Learn how the name Israel is written in Chinese and Japanese. Decorate your home with a cool wall scroll that says Israel.
上帝 is how Chinese Christians and Jews refer to God, AKA The Judeo-Christian God.
Yes, there are Chinese Jews whose ancestry dates back to Jewish traders on the silk road. They are known as the Kaifeng Jews. Most have left China for Israel now.
There are also plenty of Christians in China of both the Protestant and Catholic variety. However, the churches are basically run by the government, and the Chinese Catholic church does not recognize the Pope.
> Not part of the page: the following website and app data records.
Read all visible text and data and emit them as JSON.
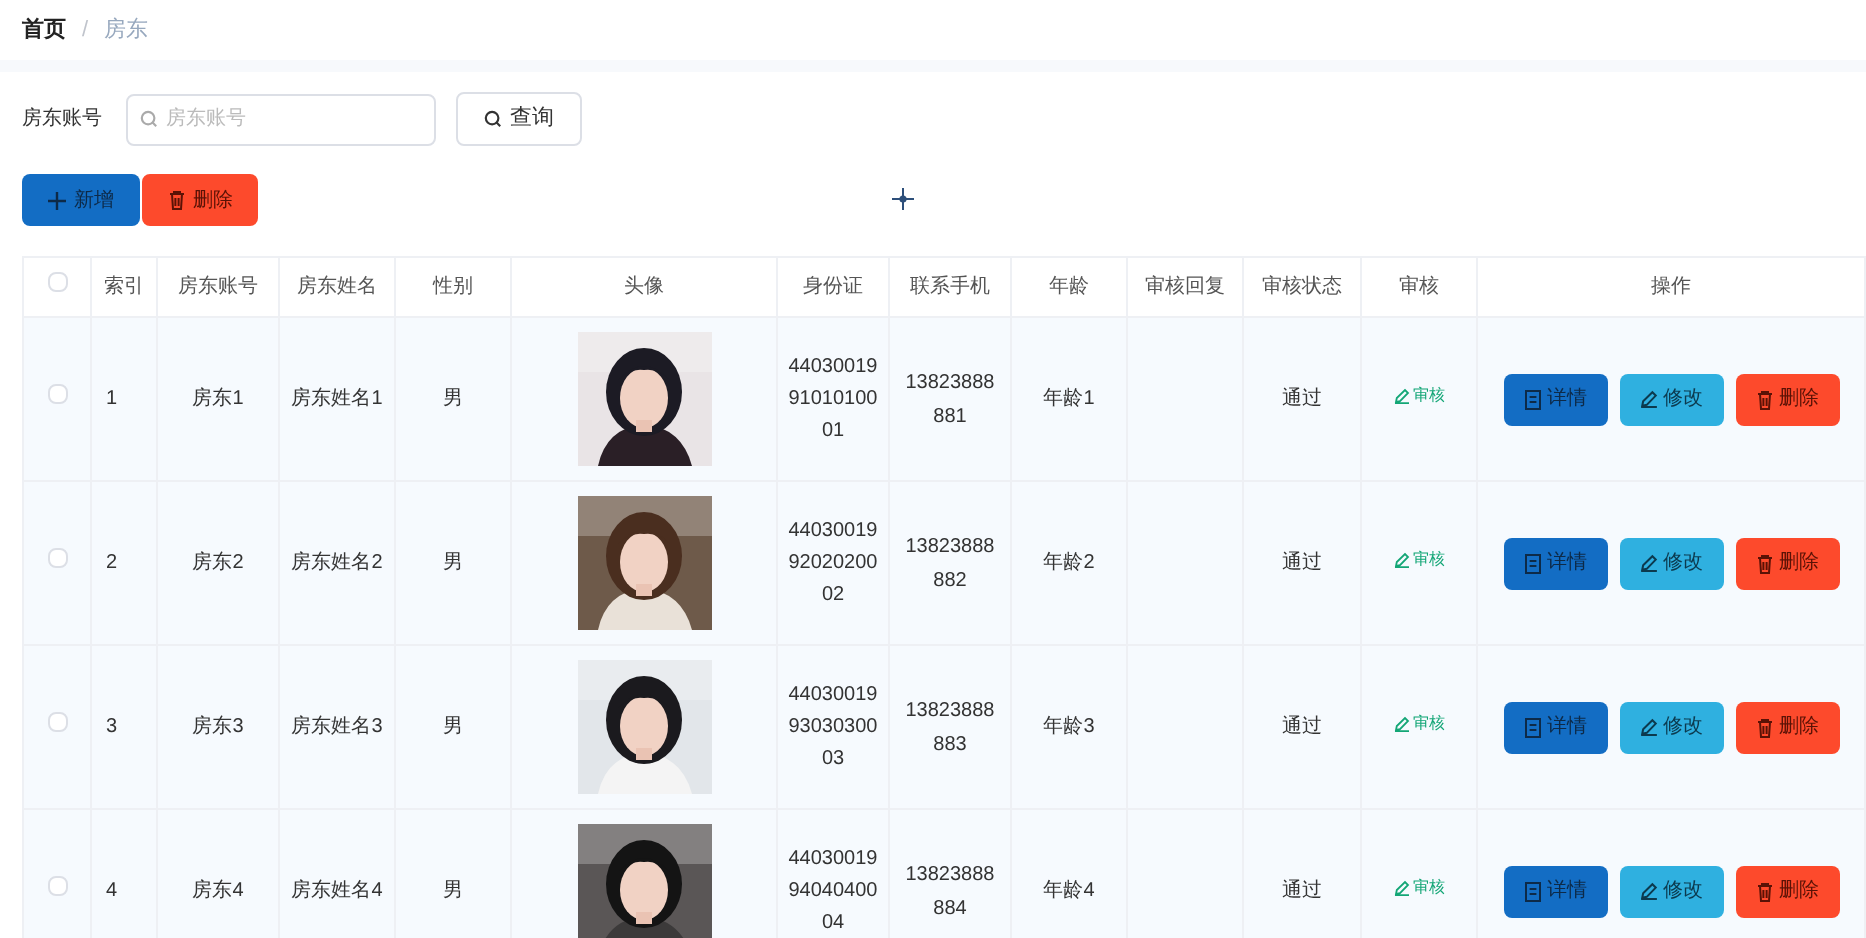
{
  "breadcrumb": [
    {
      "label": "首页",
      "current": false
    },
    {
      "label": "/",
      "current": false
    },
    {
      "label": "房东",
      "current": true
    }
  ],
  "search": {
    "label": "房东账号",
    "placeholder": "房东账号",
    "button": "查询"
  },
  "toolbar": {
    "add": "新增",
    "delete": "删除"
  },
  "table": {
    "select_all": {
      "checked": false
    },
    "columns": [
      "索引",
      "房东账号",
      "房东姓名",
      "性别",
      "头像",
      "身份证",
      "联系手机",
      "年龄",
      "审核回复",
      "审核状态",
      "审核",
      "操作"
    ],
    "rows": [
      {
        "selected": false,
        "index": "1",
        "account": "房东1",
        "name": "房东姓名1",
        "gender": "男",
        "avatar": {
          "kind": "picture"
        },
        "id_card": "440300199101010001",
        "phone": "13823888881",
        "age": "年龄1",
        "status": "通过",
        "audit": "审核",
        "actions": [
          "详情",
          "修改",
          "删除"
        ]
      },
      {
        "selected": false,
        "index": "2",
        "account": "房东2",
        "name": "房东姓名2",
        "gender": "男",
        "avatar": {
          "kind": "picture"
        },
        "id_card": "440300199202020002",
        "phone": "13823888882",
        "age": "年龄2",
        "status": "通过",
        "audit": "审核",
        "actions": [
          "详情",
          "修改",
          "删除"
        ]
      },
      {
        "selected": false,
        "index": "3",
        "account": "房东3",
        "name": "房东姓名3",
        "gender": "男",
        "avatar": {
          "kind": "picture"
        },
        "id_card": "440300199303030003",
        "phone": "13823888883",
        "age": "年龄3",
        "status": "通过",
        "audit": "审核",
        "actions": [
          "详情",
          "修改",
          "删除"
        ]
      },
      {
        "selected": false,
        "index": "4",
        "account": "房东4",
        "name": "房东姓名4",
        "gender": "男",
        "avatar": {
          "kind": "picture"
        },
        "id_card": "440300199404040004",
        "phone": "13823888884",
        "age": "年龄4",
        "status": "通过",
        "audit": "审核",
        "actions": [
          "详情",
          "修改",
          "删除"
        ]
      }
    ]
  }
}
Oddly, in my experience, I found the Chinese Protestant church to be much less political compared to Baptist and other Protestant churches that I have visited in America.
上帝 is also the typically-used title for God in Japanese.
While you may find this term in old Korean dictionaries, it is an obscure, and rarely-used title for God in modern Korean.
猶太 is the title for Jews or the adjective for being Jewish in Chinese.
You may be surprised to learn that there are still a few native Jews in China (though many ethnic Jews moved to Israel). It's believed that they are descendants of traders who traveled the silk road between the Middle East and the Orient.
巴勒斯坦 is the Chinese name for Palestine.
Currently, this refers to the Palestinian territories (collectively the territories of the West Bank and the Gaza Strip) but will still be the same title if a state of Palestine is established.
See Also: Asia
The following table may be helpful for those studying Chinese or Japanese...
|Title||Characters||Romaji (Romanized Japanese)||Various forms of Romanized Chinese|
|God of Zion|
God of Abraham
|上帝||joutei / jotei||shàng dì / shang4 di4 / shang di / shangdi||shang ti / shangti|
|Idan||伊丹||yī dān / yi1 dan1 / yi dan / yidan||i tan / itan|
|Israel||以色列||yǐ sè liè|
yi3 se4 lie4
yi se lie
|i se lieh
|Israel||イスラエル||i su ra e ru|
|yī sī léi ěr|
yi1 si1 lei2 er3
yi si lei er
|i ssu lei erh
|yóu tài / you2 tai4 / you tai / youtai||yu t`ai / yutai / yu tai|
|Palestine||巴勒斯坦||bā lè sī tǎn|
ba1 le4 si1 tan3
ba le si tan
|pa le ssu t`an
pa le ssu tan
|In some entries above you will see that characters have different versions above and below a line.|
In these cases, the characters above the line are Traditional Chinese, while the ones below are Simplified Chinese.
All of our calligraphy wall scrolls are handmade.
When the calligrapher finishes creating your artwork, it is taken to my art mounting workshop in Beijing where a wall scroll is made by hand from a combination of silk, rice paper, and wood.
After we create your wall scroll, it takes at least two weeks for air mail delivery from Beijing to you.
Allow a few weeks for delivery. Rush service speeds it up by a week or two for $10!
When you select your calligraphy, you'll be taken to another page where you can choose various custom options.
The wall scroll that Sandy is holding in this picture is a "large size"
single-character wall scroll.
We also offer custom wall scrolls in small, medium, and an even-larger jumbo size.
Professional calligraphers are getting to be hard to find these days.
Instead of drawing characters by hand, the new generation in China merely type roman letters into their computer keyboards and pick the character that they want from a list that pops up.
There is some fear that true Chinese calligraphy may become a lost art in the coming years. Many art institutes in China are now promoting calligraphy programs in hopes of keeping this unique form of art alive.
Even with the teachings of a top-ranked calligrapher in China, my calligraphy will never be good enough to sell. I will leave that to the experts.
The same calligrapher who gave me those lessons also attracted a crowd of thousands and a TV crew as he created characters over 6-feet high. He happens to be ranked as one of the top 100 calligraphers in all of China. He is also one of very few that would actually attempt such a feat.